In Part 1 of this 3 part series on home staging we looked at the importance of cleaning, decluttering, and decorating your home when preparing it for sale. In this next post, more intensive home staging, working with vacant properties, and the lengths Coastal Realty REALTORS® will go to in order to help clients prepare their homes for sale are discussed.
In some cases even more than cleaning and decorative touches are required.
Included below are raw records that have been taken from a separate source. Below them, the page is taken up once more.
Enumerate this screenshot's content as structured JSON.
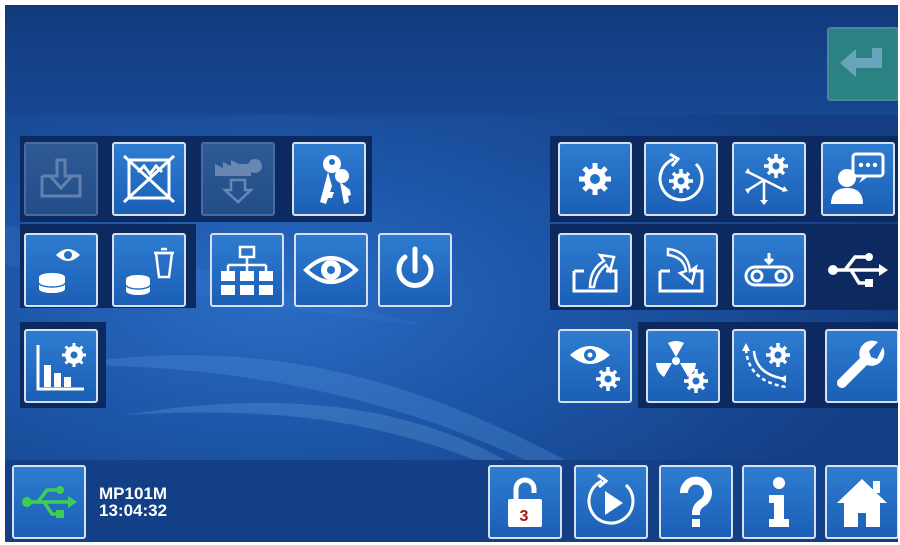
{
  "header": {
    "enter_icon": "enter-return-icon"
  },
  "status": {
    "device_name": "MP101M",
    "time": "13:04:32",
    "usb_icon": "usb-icon"
  },
  "toolbar": {
    "lock_level": "3"
  },
  "colors": {
    "button_fill": "#2272c4",
    "button_border": "#d7e0ee",
    "dark_group": "#0c2a60",
    "enter_button": "#2f8a83",
    "lock_number": "#a01818"
  },
  "left_buttons": [
    {
      "icon": "import-data-icon",
      "state": "disabled"
    },
    {
      "icon": "delete-all-icon",
      "state": "enabled"
    },
    {
      "icon": "factory-download-icon",
      "state": "disabled"
    },
    {
      "icon": "keys-icon",
      "state": "enabled"
    },
    {
      "icon": "view-database-icon",
      "state": "enabled"
    },
    {
      "icon": "delete-database-icon",
      "state": "enabled"
    },
    {
      "icon": "network-icon",
      "state": "enabled"
    },
    {
      "icon": "eye-icon",
      "state": "enabled"
    },
    {
      "icon": "power-icon",
      "state": "enabled"
    },
    {
      "icon": "statistics-settings-icon",
      "state": "enabled"
    }
  ],
  "right_buttons": [
    {
      "icon": "gear-icon"
    },
    {
      "icon": "gear-cycle-icon"
    },
    {
      "icon": "gear-distribution-icon"
    },
    {
      "icon": "user-message-icon"
    },
    {
      "icon": "export-icon"
    },
    {
      "icon": "import-icon"
    },
    {
      "icon": "conveyor-icon"
    },
    {
      "icon": "usb-symbol-icon"
    },
    {
      "icon": "view-settings-icon"
    },
    {
      "icon": "radiation-settings-icon"
    },
    {
      "icon": "calibration-settings-icon"
    },
    {
      "icon": "wrench-icon"
    }
  ]
}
REALTOR® Jane Seiders of Coastal Realty recently had a listing that was a wonderful house in a high-demand neighborhood, but the home wasn’t going to show well. “There was so much furniture in the living room and that was the first room you walked into,” explains Jane. “I knew I could get the right buyers to come to see it, but the first impression of that over-stuffed room might prevent them from being receptive to the house.”
Jane consulted with the seller and they came up with a plan. “We moved some of the furniture out of the living room and I brought in a piece or two of mine that was more appropriate in size. I put down a bigger rug and moved some of the cabinets and other items to different rooms to make the first impression welcoming and appealing. Then we added some paintings and throw pillows and other touches throughout the house to soften this ‘bachelor pad.’” Before and after photos show the transformation:
In this instance, the owner had already done a great job of cleaning and preparing this property for sale, including re-painting all of the walls. However, few people would set up the living room the way he did, so adjustments were needed. Comments on the newly laid out house included “oos” and “ahs” when buyers came in the door and even offers to buy the furniture! The owner was very pleased with the results.
This level of home staging is intensive and not comfortable for all owners, but for motivated sellers, re-arranging – or even bringing in new – furniture and other adjustments can help meet their goals more quickly.
Staging Vacant Properties
Vacant properties can benefit from home staging so that buyers can see the full dimension of the rooms. It doesn’t have to be a full bedroom or complete dining room set, notes Lori. Rather “a couch with a table and plant can help define how large a room is,” she says. “It is human nature to rely on relative measurements. If there is nothing there to compare with, then how can you know how much it will hold?”
In addition, without any furnishings, buyers may focus on negative aspects of the property, such as a crack in the wall or worn floors. Strategically placed items can draw an eye away from a blemish and highlight a special feature, like a bay window, woodwork, or the size of the room. “We’re not trying to trick anyone,” laughs Lori. “All buyers should do a home inspection so if there is a major problem they’ll know about it. But you want buyers to see all aspects of a listing and not get closed off to the possibilities over something small.”
We hope you will come back and read Part 3 of this series on home staging to learn about the intersection of staging and professional real estate photography and how they impact the online marketing of your property,